Collected data entries
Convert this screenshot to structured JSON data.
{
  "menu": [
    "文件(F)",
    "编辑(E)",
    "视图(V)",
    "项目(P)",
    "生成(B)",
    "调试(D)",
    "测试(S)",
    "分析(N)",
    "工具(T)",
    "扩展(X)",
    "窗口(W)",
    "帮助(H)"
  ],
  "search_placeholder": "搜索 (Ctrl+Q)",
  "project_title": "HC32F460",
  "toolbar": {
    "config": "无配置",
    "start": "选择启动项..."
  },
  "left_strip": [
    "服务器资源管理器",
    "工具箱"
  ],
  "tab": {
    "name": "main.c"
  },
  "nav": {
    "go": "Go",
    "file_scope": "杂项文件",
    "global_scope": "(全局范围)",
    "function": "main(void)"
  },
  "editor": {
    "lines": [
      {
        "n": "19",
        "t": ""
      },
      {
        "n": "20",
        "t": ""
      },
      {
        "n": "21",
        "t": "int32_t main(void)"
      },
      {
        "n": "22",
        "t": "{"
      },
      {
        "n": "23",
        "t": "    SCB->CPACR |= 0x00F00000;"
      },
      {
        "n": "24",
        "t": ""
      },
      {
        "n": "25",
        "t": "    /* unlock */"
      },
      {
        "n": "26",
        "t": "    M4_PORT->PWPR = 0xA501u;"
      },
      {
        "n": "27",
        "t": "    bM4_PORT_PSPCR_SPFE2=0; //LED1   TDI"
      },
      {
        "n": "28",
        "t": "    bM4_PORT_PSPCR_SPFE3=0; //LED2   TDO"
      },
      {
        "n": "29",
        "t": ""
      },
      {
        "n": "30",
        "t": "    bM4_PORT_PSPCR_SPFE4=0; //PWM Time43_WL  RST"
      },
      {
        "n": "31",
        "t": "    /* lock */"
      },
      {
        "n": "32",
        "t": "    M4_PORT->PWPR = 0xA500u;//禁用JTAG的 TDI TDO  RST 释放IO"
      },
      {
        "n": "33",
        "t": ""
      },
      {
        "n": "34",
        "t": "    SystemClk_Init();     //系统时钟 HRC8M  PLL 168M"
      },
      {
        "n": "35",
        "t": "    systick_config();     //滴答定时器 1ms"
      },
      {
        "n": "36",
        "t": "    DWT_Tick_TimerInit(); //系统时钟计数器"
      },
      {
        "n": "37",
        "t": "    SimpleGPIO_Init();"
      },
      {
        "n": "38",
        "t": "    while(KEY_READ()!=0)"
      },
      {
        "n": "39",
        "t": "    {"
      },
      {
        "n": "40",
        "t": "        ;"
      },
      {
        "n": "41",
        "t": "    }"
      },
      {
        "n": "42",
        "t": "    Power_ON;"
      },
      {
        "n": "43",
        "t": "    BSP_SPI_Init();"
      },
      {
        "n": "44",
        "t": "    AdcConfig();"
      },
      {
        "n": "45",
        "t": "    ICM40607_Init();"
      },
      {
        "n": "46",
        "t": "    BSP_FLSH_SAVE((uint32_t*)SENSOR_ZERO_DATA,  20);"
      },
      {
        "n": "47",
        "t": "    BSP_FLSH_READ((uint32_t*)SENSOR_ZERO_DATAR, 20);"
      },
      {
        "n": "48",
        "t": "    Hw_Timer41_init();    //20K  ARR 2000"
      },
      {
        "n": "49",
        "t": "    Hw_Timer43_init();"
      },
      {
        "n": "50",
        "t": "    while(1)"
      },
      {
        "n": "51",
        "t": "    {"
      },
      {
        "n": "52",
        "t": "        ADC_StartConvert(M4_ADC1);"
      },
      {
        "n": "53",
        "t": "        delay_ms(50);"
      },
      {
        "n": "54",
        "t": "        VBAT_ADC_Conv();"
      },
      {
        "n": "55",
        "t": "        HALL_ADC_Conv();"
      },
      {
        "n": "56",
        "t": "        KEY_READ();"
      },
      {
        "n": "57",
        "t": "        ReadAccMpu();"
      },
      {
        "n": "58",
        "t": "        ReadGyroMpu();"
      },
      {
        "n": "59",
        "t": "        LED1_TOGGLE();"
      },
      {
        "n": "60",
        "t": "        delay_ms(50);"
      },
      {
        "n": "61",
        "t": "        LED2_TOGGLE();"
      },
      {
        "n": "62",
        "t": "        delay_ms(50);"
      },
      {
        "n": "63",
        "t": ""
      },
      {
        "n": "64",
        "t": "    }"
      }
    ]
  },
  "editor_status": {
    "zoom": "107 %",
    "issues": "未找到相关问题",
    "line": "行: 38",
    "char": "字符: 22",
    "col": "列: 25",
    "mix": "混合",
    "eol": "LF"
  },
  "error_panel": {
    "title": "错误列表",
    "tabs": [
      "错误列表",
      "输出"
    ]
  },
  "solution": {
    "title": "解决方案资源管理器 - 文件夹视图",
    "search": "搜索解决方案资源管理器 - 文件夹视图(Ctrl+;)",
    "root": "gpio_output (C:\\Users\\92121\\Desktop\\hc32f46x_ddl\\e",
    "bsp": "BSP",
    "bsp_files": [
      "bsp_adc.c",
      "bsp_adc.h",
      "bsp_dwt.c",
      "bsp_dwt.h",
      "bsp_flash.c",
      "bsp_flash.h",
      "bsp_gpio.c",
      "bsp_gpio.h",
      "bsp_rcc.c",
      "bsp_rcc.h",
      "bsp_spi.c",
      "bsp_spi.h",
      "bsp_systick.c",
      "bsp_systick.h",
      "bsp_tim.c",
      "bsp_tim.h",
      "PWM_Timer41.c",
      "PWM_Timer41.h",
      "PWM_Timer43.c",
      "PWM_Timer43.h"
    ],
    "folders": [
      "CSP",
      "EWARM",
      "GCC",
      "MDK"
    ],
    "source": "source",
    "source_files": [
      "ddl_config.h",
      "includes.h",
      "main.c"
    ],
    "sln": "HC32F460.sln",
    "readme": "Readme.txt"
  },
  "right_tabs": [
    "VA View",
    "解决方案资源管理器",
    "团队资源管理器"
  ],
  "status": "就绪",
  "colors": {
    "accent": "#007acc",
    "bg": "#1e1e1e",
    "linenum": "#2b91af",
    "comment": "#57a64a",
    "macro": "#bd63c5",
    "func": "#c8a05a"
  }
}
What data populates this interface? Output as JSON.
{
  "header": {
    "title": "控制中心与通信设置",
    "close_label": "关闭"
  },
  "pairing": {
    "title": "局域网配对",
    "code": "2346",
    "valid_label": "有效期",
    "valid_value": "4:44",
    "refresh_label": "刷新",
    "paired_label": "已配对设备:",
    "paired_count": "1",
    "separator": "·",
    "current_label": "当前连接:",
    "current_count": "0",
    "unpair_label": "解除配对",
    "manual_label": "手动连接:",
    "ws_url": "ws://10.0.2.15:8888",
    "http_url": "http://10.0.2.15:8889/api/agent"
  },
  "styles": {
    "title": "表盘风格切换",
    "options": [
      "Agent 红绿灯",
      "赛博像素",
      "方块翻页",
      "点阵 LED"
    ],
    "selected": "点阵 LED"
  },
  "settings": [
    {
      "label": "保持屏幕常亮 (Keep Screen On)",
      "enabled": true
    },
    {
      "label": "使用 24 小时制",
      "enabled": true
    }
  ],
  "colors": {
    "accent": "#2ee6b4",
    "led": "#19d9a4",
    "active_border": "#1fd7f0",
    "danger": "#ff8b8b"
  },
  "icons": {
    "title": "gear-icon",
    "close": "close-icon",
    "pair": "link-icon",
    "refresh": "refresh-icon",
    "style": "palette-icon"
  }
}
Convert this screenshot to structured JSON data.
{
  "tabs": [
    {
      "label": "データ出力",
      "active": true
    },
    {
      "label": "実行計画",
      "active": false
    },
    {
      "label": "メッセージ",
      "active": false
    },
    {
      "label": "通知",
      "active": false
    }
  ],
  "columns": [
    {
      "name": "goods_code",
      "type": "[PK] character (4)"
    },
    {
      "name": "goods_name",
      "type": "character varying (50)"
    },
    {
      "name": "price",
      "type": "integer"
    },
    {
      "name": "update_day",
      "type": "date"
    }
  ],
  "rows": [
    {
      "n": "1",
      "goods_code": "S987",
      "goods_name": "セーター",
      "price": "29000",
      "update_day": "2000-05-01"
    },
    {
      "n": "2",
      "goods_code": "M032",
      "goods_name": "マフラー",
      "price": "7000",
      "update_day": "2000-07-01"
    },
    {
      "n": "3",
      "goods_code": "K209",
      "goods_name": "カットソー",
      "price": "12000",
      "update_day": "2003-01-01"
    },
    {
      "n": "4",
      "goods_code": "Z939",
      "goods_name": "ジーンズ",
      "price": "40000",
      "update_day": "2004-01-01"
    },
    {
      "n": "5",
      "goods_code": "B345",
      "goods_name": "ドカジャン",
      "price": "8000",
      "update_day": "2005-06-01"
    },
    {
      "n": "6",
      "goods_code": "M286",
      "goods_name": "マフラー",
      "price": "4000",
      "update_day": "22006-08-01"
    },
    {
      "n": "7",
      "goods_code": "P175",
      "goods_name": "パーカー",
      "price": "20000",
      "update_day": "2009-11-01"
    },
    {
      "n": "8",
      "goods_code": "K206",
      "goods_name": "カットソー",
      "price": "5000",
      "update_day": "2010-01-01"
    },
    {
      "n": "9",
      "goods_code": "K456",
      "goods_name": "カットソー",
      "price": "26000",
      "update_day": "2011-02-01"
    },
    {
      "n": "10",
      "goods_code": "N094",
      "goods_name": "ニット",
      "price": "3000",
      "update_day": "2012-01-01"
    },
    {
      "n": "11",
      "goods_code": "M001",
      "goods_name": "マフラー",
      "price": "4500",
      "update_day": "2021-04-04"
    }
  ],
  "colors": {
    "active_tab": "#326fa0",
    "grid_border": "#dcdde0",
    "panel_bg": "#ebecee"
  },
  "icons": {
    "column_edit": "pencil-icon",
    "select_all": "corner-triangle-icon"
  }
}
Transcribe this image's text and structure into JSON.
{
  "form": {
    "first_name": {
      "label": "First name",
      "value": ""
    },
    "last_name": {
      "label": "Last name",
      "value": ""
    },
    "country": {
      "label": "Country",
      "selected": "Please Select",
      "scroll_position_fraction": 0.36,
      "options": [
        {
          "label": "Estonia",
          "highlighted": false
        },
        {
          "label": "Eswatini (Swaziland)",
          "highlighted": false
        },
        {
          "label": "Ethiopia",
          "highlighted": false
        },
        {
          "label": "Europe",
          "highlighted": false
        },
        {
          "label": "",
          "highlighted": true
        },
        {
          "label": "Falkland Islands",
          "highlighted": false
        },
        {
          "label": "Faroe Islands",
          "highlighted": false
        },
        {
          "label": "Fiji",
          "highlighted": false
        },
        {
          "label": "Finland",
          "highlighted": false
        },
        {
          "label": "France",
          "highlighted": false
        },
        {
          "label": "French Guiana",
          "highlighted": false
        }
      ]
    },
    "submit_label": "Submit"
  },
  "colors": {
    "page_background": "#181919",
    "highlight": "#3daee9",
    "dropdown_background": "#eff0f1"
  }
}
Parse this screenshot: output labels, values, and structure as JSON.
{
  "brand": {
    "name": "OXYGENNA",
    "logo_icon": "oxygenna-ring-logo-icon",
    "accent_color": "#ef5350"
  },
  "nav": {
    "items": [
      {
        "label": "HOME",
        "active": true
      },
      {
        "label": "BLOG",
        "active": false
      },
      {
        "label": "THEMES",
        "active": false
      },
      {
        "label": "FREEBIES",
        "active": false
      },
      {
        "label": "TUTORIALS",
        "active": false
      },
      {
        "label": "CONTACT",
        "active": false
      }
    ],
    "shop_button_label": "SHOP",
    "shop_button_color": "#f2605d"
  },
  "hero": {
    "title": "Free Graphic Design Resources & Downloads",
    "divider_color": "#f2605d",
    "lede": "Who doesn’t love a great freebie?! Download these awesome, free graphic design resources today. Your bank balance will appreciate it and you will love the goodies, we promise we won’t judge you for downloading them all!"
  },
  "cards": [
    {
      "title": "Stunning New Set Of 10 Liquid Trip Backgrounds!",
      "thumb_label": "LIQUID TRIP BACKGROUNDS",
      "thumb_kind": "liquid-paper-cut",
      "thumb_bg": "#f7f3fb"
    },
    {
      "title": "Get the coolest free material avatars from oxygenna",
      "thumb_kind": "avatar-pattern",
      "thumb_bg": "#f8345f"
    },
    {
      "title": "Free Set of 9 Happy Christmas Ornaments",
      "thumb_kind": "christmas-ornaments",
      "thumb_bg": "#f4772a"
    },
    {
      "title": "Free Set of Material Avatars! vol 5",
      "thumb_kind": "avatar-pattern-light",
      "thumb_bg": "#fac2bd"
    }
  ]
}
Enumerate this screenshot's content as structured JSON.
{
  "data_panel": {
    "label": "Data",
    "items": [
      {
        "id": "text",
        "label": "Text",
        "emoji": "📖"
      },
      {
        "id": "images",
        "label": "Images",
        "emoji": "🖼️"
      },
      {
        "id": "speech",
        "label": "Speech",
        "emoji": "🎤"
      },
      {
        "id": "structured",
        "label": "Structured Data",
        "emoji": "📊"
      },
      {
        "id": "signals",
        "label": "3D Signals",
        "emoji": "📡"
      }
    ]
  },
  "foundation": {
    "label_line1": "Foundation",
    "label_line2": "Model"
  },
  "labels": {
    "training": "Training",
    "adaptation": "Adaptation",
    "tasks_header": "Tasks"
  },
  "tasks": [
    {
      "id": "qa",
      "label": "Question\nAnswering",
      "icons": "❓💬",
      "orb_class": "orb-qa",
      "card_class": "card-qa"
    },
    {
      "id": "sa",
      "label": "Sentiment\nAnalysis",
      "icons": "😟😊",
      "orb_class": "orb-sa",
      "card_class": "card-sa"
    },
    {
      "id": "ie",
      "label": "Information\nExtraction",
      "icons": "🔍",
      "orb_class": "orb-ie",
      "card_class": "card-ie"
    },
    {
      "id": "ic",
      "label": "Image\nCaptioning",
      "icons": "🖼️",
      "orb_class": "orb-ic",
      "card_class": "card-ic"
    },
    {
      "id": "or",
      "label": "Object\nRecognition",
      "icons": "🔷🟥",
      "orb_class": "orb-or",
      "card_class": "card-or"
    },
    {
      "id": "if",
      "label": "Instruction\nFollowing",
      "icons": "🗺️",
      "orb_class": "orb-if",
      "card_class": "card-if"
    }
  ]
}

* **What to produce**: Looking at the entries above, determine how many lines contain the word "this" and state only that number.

* **Expected output**: 6